In the deep recesses of my mind, tucked away in a well-protected crevasse is Heartland. Memories of my boyhood reside there. It is a place where a boy’s picturesque view of his world makes time stand still. I do not often go there, but when I do a warm memory always welcomes me. Let’s go there now. A memory of my boyhood is waiting for us.
The 24th of November 1962 is unseasonably warm as Boy Scout Troop #177 assembles on the town square. Backpacks—each crammed full with clothes, food, tent, and sleeping bag—rest on the courthouse steps. Scouts in their drab brown uniforms accented by red and gold neckerchiefs mill about. Canteens, compasses, hatchets, and Swiss army knives of every type imaginable weigh down their belts. Excitement fills the air, confidence abounds, an adventure is nigh.
At precisely noon, “Whee, wheeeeee, wheee,” patrol leader Patrick’s whistle beckons my fellow 22 scouts and I. As the courthouse clock gongs twelve times, we hoist our backpacks and then fall in line. After which, standing at attention, we recite the scout oath, salute the colors, and pledge our allegiance.
Off to the side, Dennis pushes reveille out his bugle. Two rows of eleven, snakelike we depart the town square, Patrick at the head, flag bearer on the right front. With our moms and dads waving, erect we stand, the hale and hearty members of Boy Scout Troop #177. A gentle tail wind pushes us onward. The bright rays of the sun lift our spirits and lighten our loads. Hi ho, Hi ho, a camping we do go!

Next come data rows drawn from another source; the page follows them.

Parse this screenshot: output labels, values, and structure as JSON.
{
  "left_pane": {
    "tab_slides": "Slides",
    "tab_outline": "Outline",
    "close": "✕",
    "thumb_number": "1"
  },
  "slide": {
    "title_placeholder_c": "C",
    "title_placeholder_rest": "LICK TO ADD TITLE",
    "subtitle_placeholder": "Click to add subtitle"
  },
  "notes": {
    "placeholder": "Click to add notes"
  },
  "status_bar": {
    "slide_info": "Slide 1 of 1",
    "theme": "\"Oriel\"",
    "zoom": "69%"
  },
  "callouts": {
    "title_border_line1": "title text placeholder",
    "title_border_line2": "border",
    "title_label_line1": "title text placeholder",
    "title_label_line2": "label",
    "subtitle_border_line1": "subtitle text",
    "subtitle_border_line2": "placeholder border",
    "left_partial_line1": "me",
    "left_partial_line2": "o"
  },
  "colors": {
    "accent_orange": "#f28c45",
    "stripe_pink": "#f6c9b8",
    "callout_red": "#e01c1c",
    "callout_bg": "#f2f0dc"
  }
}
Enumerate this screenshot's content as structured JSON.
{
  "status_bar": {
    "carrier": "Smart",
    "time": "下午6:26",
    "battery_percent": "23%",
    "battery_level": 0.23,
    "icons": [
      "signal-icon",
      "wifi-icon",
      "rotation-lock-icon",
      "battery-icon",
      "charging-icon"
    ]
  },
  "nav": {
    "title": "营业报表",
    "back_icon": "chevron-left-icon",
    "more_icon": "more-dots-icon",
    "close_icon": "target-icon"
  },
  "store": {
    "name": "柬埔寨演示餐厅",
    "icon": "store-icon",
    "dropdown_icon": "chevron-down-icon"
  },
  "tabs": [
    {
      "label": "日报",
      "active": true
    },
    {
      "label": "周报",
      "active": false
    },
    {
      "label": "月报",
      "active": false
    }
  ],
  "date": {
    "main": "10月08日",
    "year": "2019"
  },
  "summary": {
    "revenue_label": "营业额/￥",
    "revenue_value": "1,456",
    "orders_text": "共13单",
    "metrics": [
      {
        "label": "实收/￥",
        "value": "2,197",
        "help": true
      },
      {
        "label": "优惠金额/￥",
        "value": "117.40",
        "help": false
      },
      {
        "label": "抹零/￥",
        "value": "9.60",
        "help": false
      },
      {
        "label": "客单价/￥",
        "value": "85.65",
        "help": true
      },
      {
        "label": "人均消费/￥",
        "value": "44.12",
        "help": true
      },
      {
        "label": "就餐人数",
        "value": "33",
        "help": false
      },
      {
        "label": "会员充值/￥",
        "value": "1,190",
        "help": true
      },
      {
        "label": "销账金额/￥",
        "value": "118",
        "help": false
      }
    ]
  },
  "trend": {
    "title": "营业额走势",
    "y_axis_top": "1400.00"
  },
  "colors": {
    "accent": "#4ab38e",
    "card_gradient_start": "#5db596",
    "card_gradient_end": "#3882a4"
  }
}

Our destination is a heavily wooded area southeast of Corydon. The way there goes through town, past the Corydon Country Club, and by McMurray’s dairy farm. There we follow a hedgerow separating a cornfield and pasture. At the far end, a creek flows southward, a woods is on its other side. Tonight, 8-3/4 miles from home, we camp there.
A hearty campfire dinner and a few s’mores follow a sun-drenched afternoon of camaraderie fostering reconnoitering in the woods. Heading off to bed, my awaiting sleeping bag sits atop a pile of leaves. A full-stomach, in sync with nature, a clear night – I need no tent.
A decision I regret when, around midnight, a howling wind arrives, bringing with it sleet, that turns to ice, then snow. Soon my campfire is no more and never will be again. In its place is a snowdrift. Clothes wet, feet cold, daylight where are you?
Now too windy to put up my tent, God in heaven I hope to survive. Into my backpack everything goes except the four eggs, bacon, bread, and butter I leave out for breakfast. Soon, Nature—a gracious host 7 hours ago—freezes the eggs, turns the bread to mush, and makes the bacon, well, I cannot describe its state, other than to say it is disgusting. A lone stick of butter, safe in a plastic container, is all that avoids Nature’s wrath. Putting the container in my parka pocket, I move around the best I can to stay avoid getting colder.
Sleep-deprived and miles away from home, tears well up in my eyes. I want to cry, but fight back. A man, a scout no less, does not cry.
The trees heaving to and fro in the darkness are no competition for the malevolent winds. Whack, a limb snaps. Bam it hits the ground. Frightened, tears flow freely. I miss my mom. Her gentle touch would feel so good. A warm piece of her cornbread, covered in honey, is what I crave. I long for the comfort of my warm, dry, and quilt covered bed. As the jagged, blowing snow peppers my face, “I want to go home now,” screams in my head.
Finally, one small, sad ray of sunlight peeks over the horizon. The moment it hits our camp, patrol leader Patrick’s half frozen “Whee, wheeeeee, wheee,” calls us together. We form a discombobulated mass of humanity and gear. Across the creek we go. Along the hedgerow and by McMurray’s Dairy Farm we trudge. Weary, wet, cold, and hungry I unwrap the stick of butter—breakfast!
As we slop by the Country Club and through the town, no cheers, bugle blows, or proud “that there’s my boy” greet us. Our flag, hangs low. At the town square, we exchange no words. Disheartened we disband, to our homes we do go.
On this trip to my Heartland, I am reminded how on a night 54-years ago the winds of manhood left me with an undying appreciation of home. Now, as then, I long for a place of shelter, nourishment, and comfort when the winds blow. I seek an emotional safe-place, a wellspring of love and support to survive life’s storms. Heartland is that place, it is my home of homes.
Like me, every child faces challenges, some real, others imagined, many self-inflicted. Fortunately, a Heartland awaits each child. Helping a child find her or his own Heartland is the greatest gift we as parents and teachers can possibly give. I know, because that night I found my Heartland, and countless times since, its magnetic pull gets me through.
Note: This is the eighth post in the Heartland Series. Please click the follow button on the right side of the blog page to be notified of future posts.